Notably, the Australia-Japan quasi-alliance has been strengthened by the outbreak of the 2022 Ukraine crisis. Both Japan and Australia have firmly opposed Russia’s invasion of Ukraine on February 24, 2022. In the face of the illegal use of force by Russia, both Tokyo and Canberra immediately slapped economic sanctions on Russia. The adverse impact of the Russia-Ukraine War on the energy markets of Japan and Australia has been reported, yet the Australia-Japan quasi-alliance decided to impose additional sanctions against Russian entities. The prolonged conflict between Ukraine and Russia has negatively influenced Japan’s energy security as shortage of oil and gas, but it has been observed that Australia could provide more liquified natural gas (LNG) with Japan in place of Russia.
Alongside its defense ties with Australia, Japan has a full-fledged treaty alliance with the United States. Some Japanese specialists, especially Akimoto Chiaki, director of the Royal United Services Institute (RUSI) Japan, have also insisted on the strategic significance of a new type of the Japan-U.K. alliance. The existence of the Japan-U.S. military alliance, the Australia-Japan quasi-alliance, and the possible new type Anglo-Japanese alliance have made security analysts and strategists consider the possibility of Japan’s entry into the Australia-United Kingdom-United States (AUKUS) trilateral security alignment, forming so-called “JAUKUS.” Washington and Tokyo, however, have both denied that Japan was invited to join the defense arrangement.

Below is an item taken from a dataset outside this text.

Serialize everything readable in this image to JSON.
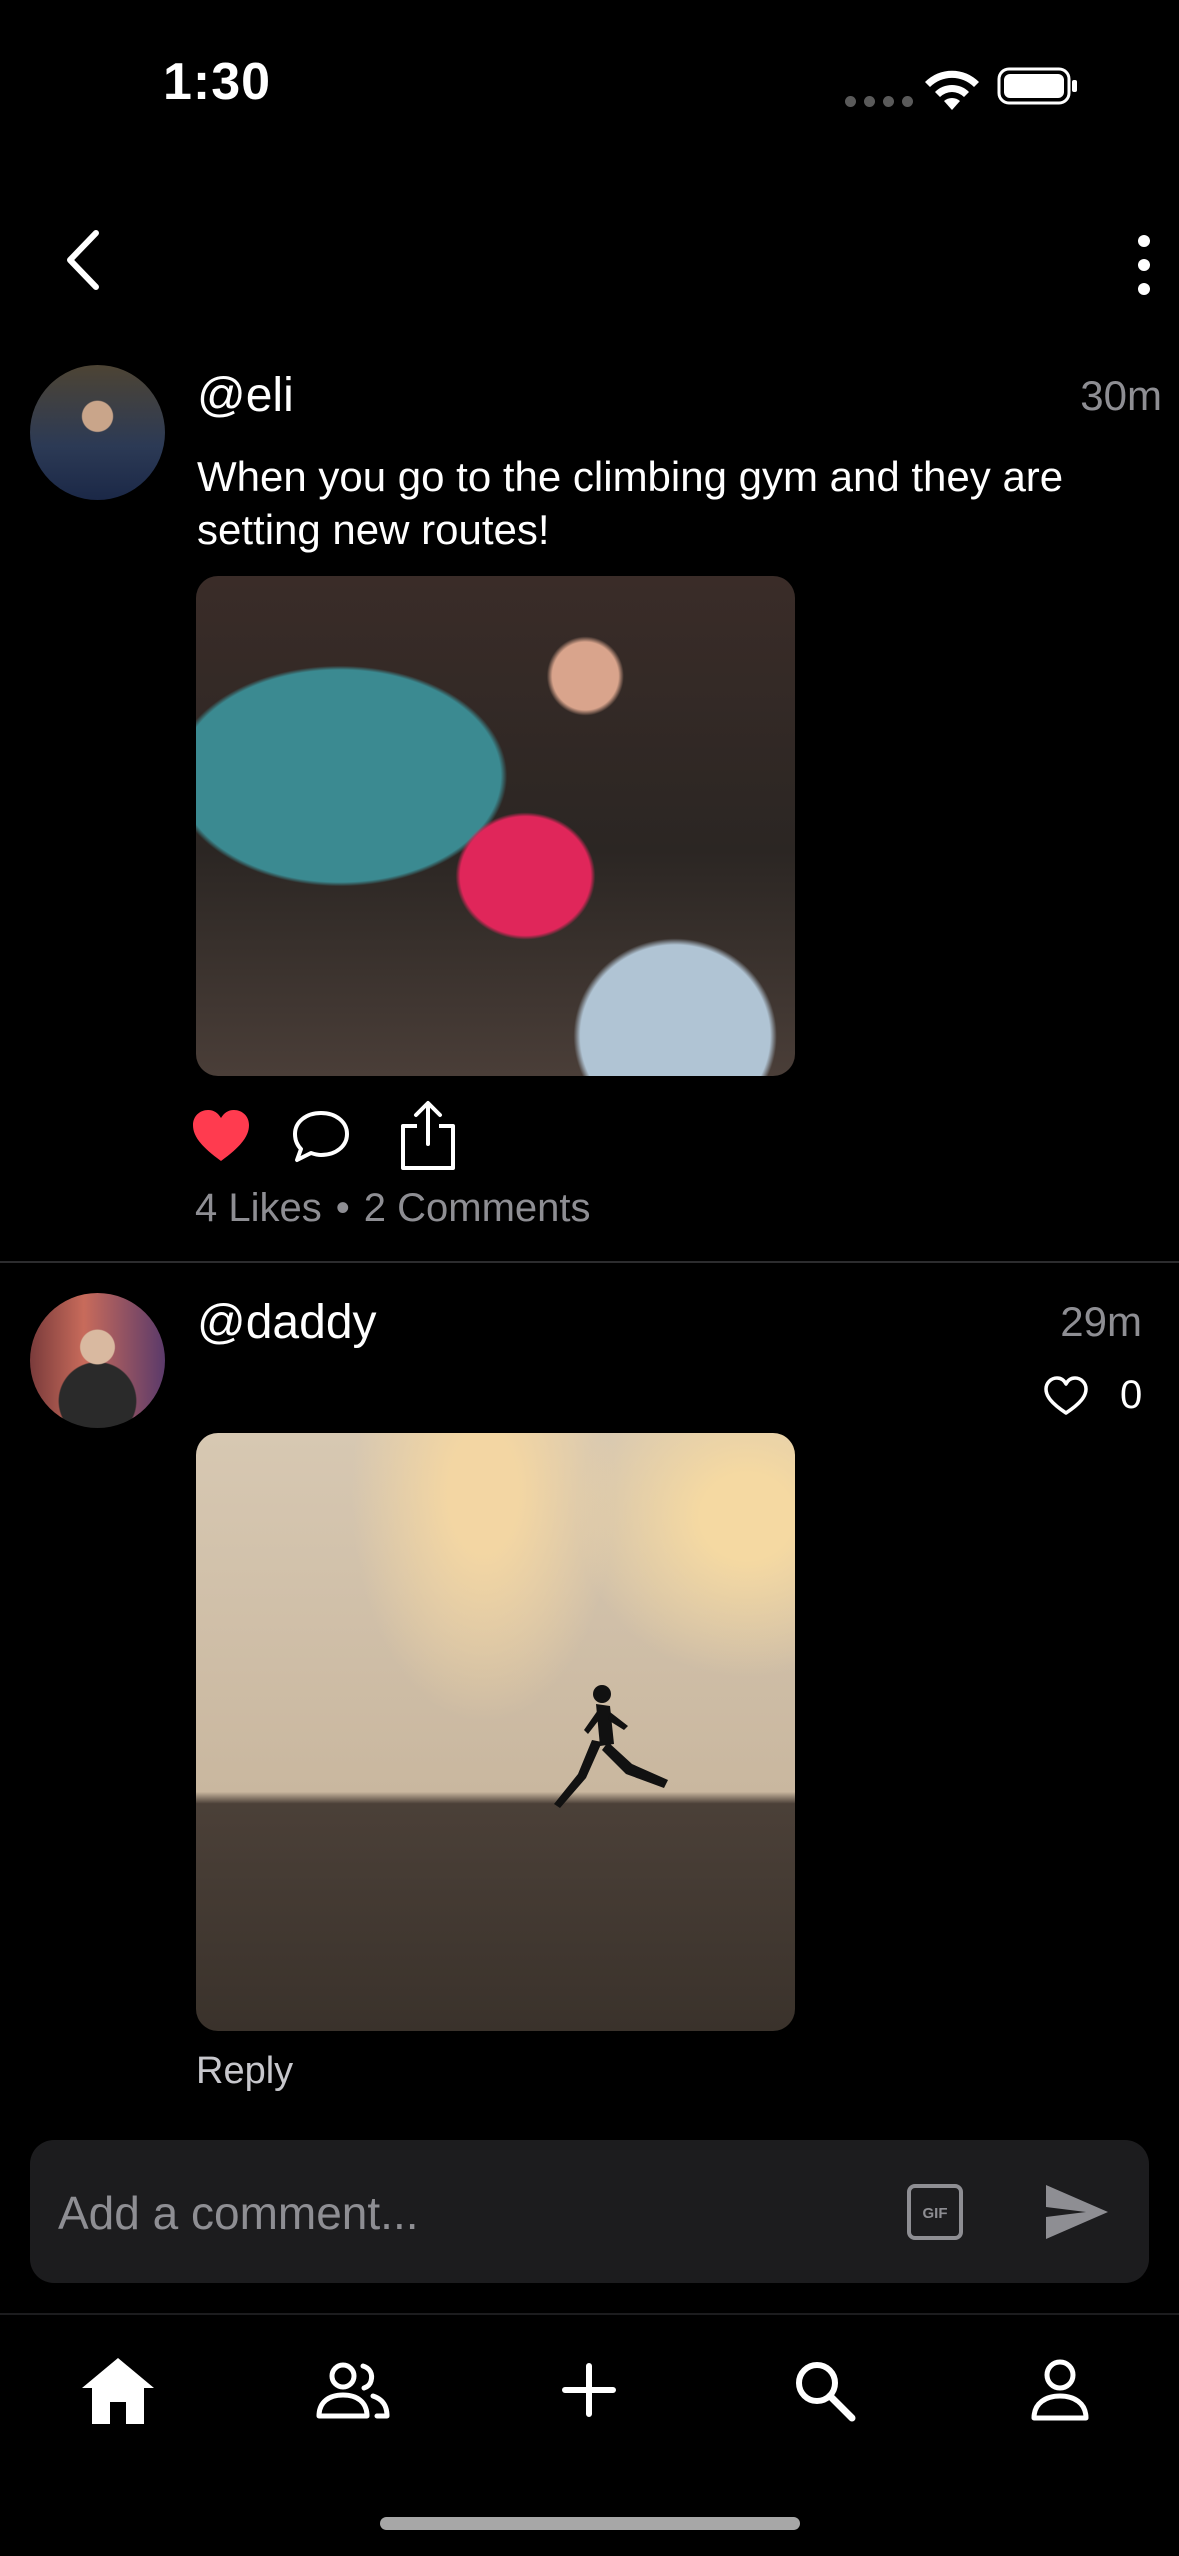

The Australia-Japan quasi-alliance has been gradually developed, mutually recognized, and recently activated. Now it could possibly evolve into a new multilateral security alignment in the Indo-Pacific era. The JAUKUS option might sound unrealistic given Japan’s constitutional limitations and the lack of formal military forces. After all, these same factors hampered the possibility of “JANZUS,” an idea for multilateral defense cooperation between Japan, Australia, New Zealand, and the United States during the Cold War era. Having stated that, the international security environment and Japan’s security strategy have been considerably transformed in the post-Cold War world, and the 2015 Peace and Security Legislation legalizes exercise of the right to collective self-defense to protect a foreign country that is in a close relationship with Japan, including Australia, the United Kingdom, and the United States, in the event of a survival threatening situation.
Regardless of the feasibility of a formal bilateral defense pact or the JAUKUS option, the Japan-Australia quasi-alliance should be reliable and functional in the event of a variety of emergencies and will play its role for the maintenance of international peace and security.